Get Rid of Kitchen Rats: 07427 626686
Bristol Rat Control: Call 07427 626686
Where Do Rats In Your Kitchen Come From?
Have you ever had a rat running around your kitchen? If the answer is yes, then you will be able to sympathize with the distress felt by the customer who discovered this robust brown rat running around her kitchen, before we stepped in to remove it.
Rats are extremely common in kitchens and it's little wonder, because under almost all kitchen units is a large space between the base of the cabinets and the floor. This is where rats and other rodents can remain concealed for weeks and even months before they are finally seen, found and eliminated.
Food is often abundantly displayed for rodents to make use of, and when it goes missing - well, someone usually gets the blame and to begin with, it's not the rat! We have even heard one first-hand account, where a full tray of chocolate brownies disappeared overnight. The couple argued so much over who ate them, it almost split them up!
Cakes, chocolates, nuts and even loaves of bread have disappeared without trace, only to be discovered behind fridge freezers, inside airing cupboards and many other hard to reach and random areas.
How Do You Know You Have A Rat In Your Kitchen?
Rats are hoarders. They love to take food and store it in a place of safety. This means large amounts of food can vanish without trace.
So a quick trick to tell if you have a rat or a mouse is to place a few biscuits where you think the little offender is. If the food has only been nibbled, then chances are high that this is a mouse.
However, if the food has completely disappeared, it is almost certain that this is the work of a hoarding rat!
Why Can Rats Be Hard To Catch?

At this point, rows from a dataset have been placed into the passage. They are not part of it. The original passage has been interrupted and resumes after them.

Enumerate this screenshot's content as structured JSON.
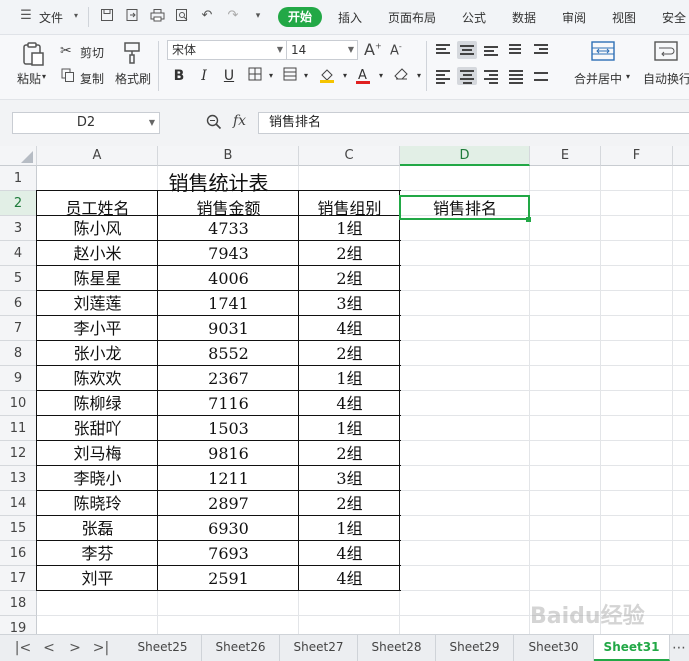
{
  "menubar": {
    "file": "文件",
    "tabs": [
      "开始",
      "插入",
      "页面布局",
      "公式",
      "数据",
      "审阅",
      "视图",
      "安全"
    ]
  },
  "ribbon": {
    "paste": "粘贴",
    "cut": "剪切",
    "copy": "复制",
    "format_painter": "格式刷",
    "font_name": "宋体",
    "font_size": "14",
    "merge_center": "合并居中",
    "auto_wrap": "自动换行"
  },
  "formula_bar": {
    "name_box": "D2",
    "fx": "fx",
    "content": "销售排名"
  },
  "grid": {
    "columns": [
      "A",
      "B",
      "C",
      "D",
      "E",
      "F"
    ],
    "rows": [
      "1",
      "2",
      "3",
      "4",
      "5",
      "6",
      "7",
      "8",
      "9",
      "10",
      "11",
      "12",
      "13",
      "14",
      "15",
      "16",
      "17",
      "18",
      "19"
    ],
    "title": "销售统计表",
    "headers": [
      "员工姓名",
      "销售金额",
      "销售组别",
      "销售排名"
    ],
    "records": [
      {
        "name": "陈小风",
        "amount": "4733",
        "group": "1组"
      },
      {
        "name": "赵小米",
        "amount": "7943",
        "group": "2组"
      },
      {
        "name": "陈星星",
        "amount": "4006",
        "group": "2组"
      },
      {
        "name": "刘莲莲",
        "amount": "1741",
        "group": "3组"
      },
      {
        "name": "李小平",
        "amount": "9031",
        "group": "4组"
      },
      {
        "name": "张小龙",
        "amount": "8552",
        "group": "2组"
      },
      {
        "name": "陈欢欢",
        "amount": "2367",
        "group": "1组"
      },
      {
        "name": "陈柳绿",
        "amount": "7116",
        "group": "4组"
      },
      {
        "name": "张甜吖",
        "amount": "1503",
        "group": "1组"
      },
      {
        "name": "刘马梅",
        "amount": "9816",
        "group": "2组"
      },
      {
        "name": "李晓小",
        "amount": "1211",
        "group": "3组"
      },
      {
        "name": "陈晓玲",
        "amount": "2897",
        "group": "2组"
      },
      {
        "name": "张磊",
        "amount": "6930",
        "group": "1组"
      },
      {
        "name": "李芬",
        "amount": "7693",
        "group": "4组"
      },
      {
        "name": "刘平",
        "amount": "2591",
        "group": "4组"
      }
    ]
  },
  "sheet_tabs": {
    "tabs": [
      "Sheet25",
      "Sheet26",
      "Sheet27",
      "Sheet28",
      "Sheet29",
      "Sheet30",
      "Sheet31"
    ],
    "active": "Sheet31"
  },
  "watermark": "Baidu经验",
  "colors": {
    "accent": "#22a846",
    "selection": "#22a846"
  }
}
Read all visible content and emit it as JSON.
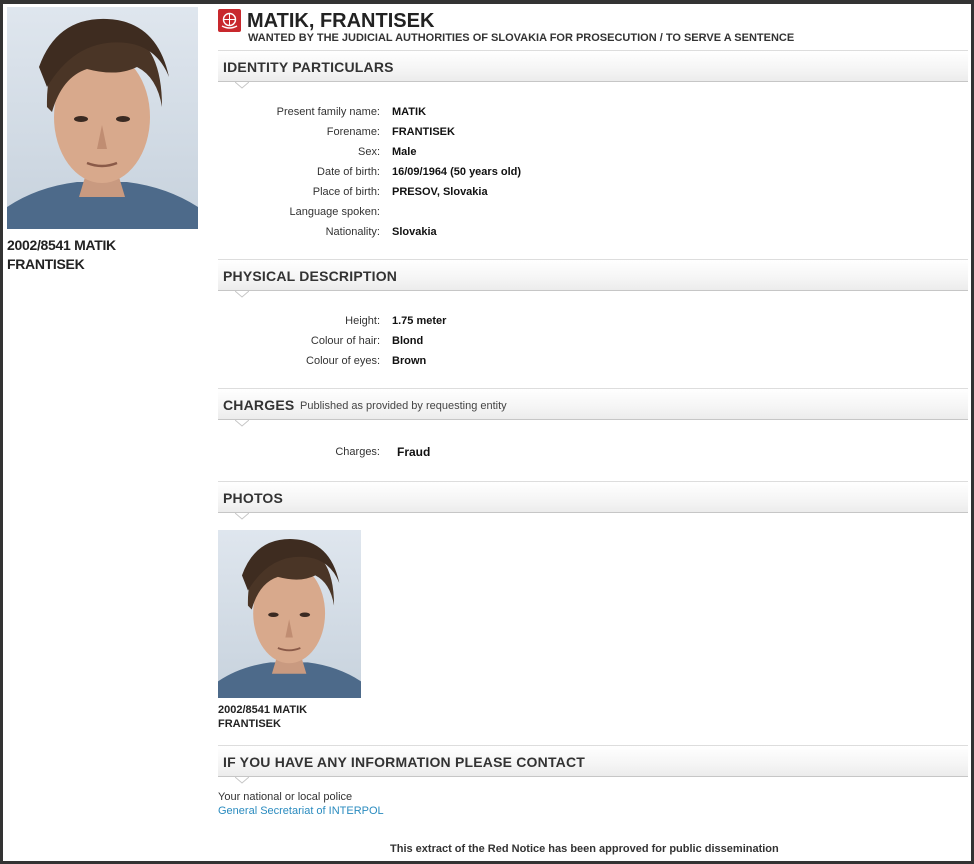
{
  "header": {
    "name": "MATIK, FRANTISEK",
    "subtitle": "WANTED BY THE JUDICIAL AUTHORITIES OF SLOVAKIA FOR PROSECUTION / TO SERVE A SENTENCE"
  },
  "main_photo": {
    "caption_line1": "2002/8541 MATIK",
    "caption_line2": "FRANTISEK"
  },
  "identity": {
    "heading": "IDENTITY PARTICULARS",
    "rows": [
      {
        "label": "Present family name:",
        "value": "MATIK"
      },
      {
        "label": "Forename:",
        "value": "FRANTISEK"
      },
      {
        "label": "Sex:",
        "value": "Male"
      },
      {
        "label": "Date of birth:",
        "value": "16/09/1964 (50 years old)"
      },
      {
        "label": "Place of birth:",
        "value": "PRESOV, Slovakia"
      },
      {
        "label": "Language spoken:",
        "value": ""
      },
      {
        "label": "Nationality:",
        "value": "Slovakia"
      }
    ]
  },
  "physical": {
    "heading": "PHYSICAL DESCRIPTION",
    "rows": [
      {
        "label": "Height:",
        "value": "1.75 meter"
      },
      {
        "label": "Colour of hair:",
        "value": "Blond"
      },
      {
        "label": "Colour of eyes:",
        "value": "Brown"
      }
    ]
  },
  "charges": {
    "heading": "CHARGES",
    "note": "Published as provided by requesting entity",
    "label": "Charges:",
    "value": "Fraud"
  },
  "photos": {
    "heading": "PHOTOS",
    "caption_line1": "2002/8541 MATIK",
    "caption_line2": "FRANTISEK"
  },
  "contact": {
    "heading": "IF YOU HAVE ANY INFORMATION PLEASE CONTACT",
    "line1": "Your national or local police",
    "link": "General Secretariat of INTERPOL"
  },
  "footer": {
    "text": "This extract of the Red Notice has been approved for public dissemination"
  },
  "colors": {
    "link": "#2a8bbf",
    "logo": "#c8282d"
  },
  "icons": {
    "logo": "interpol-logo-icon"
  }
}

Trapping can also become hard work, because the rat or rats are now abundantly supplied with food so it can be days or weeks before you get the chance to catch them.
What's Wrong With Rat Traps?
Rats traps are problematic when a rat becomes trapped without it being killed. This means that live dispatch is required. Worse still, if you don't fix the trap in place with screws or wire the rat can drag it away into a cavity where it will be clanking around and squealing for days.
Glue Boards and The Law!
Glue boards are sometimes viewed as a good bet, especially when rodents are bait shy or simply not feeding. Coming face to face with a screaming rat however is a sight to behold and it takes some gumption to go head to head and dispatch them humanely "by hand"!
Legally, glue boards need to be checked at least every 24 hours or 12 hours is the new best practice. This can make control tremendously expensive in situations where no rats are caught and glue boards remain in place for extended periods.
How Do Rats Get Into Your Kitchen?
If you are lucky it will be a single rat that has entered via an open door window or cat-flap etc. If you are unlucky they will be accessing your property through the fabric of the building, from faulty drains or even below floors through damaged air bricks and wall vents etc.
Occasionally they enter via the roof, especially in extended properties, where they commonly infest the voids above and below kitchens, leading to urine dripping from the ceiling and running down the walls or stinking faeces decaying under your floor - this might seem extreme but we are seeing it more and more.
The best defense is observation, elimination and proofing to completely and permanently solve the problem.
A professional pest control inspection should be your first course of action. This will arm you with the knowledge of what might realistically be occurring and allow you to make a more informed decision on the pros and cons of DIY as opposed to professional control.
Problems like this can sometimes be solved very quickly and simply with right advice, but without it you will very likely suffer further disease exposure, property damage and sleepless nights.
In short, a professional inspection is the best place to begin before spending large sums of money on products and repairs that might be unnecessary and ineffective.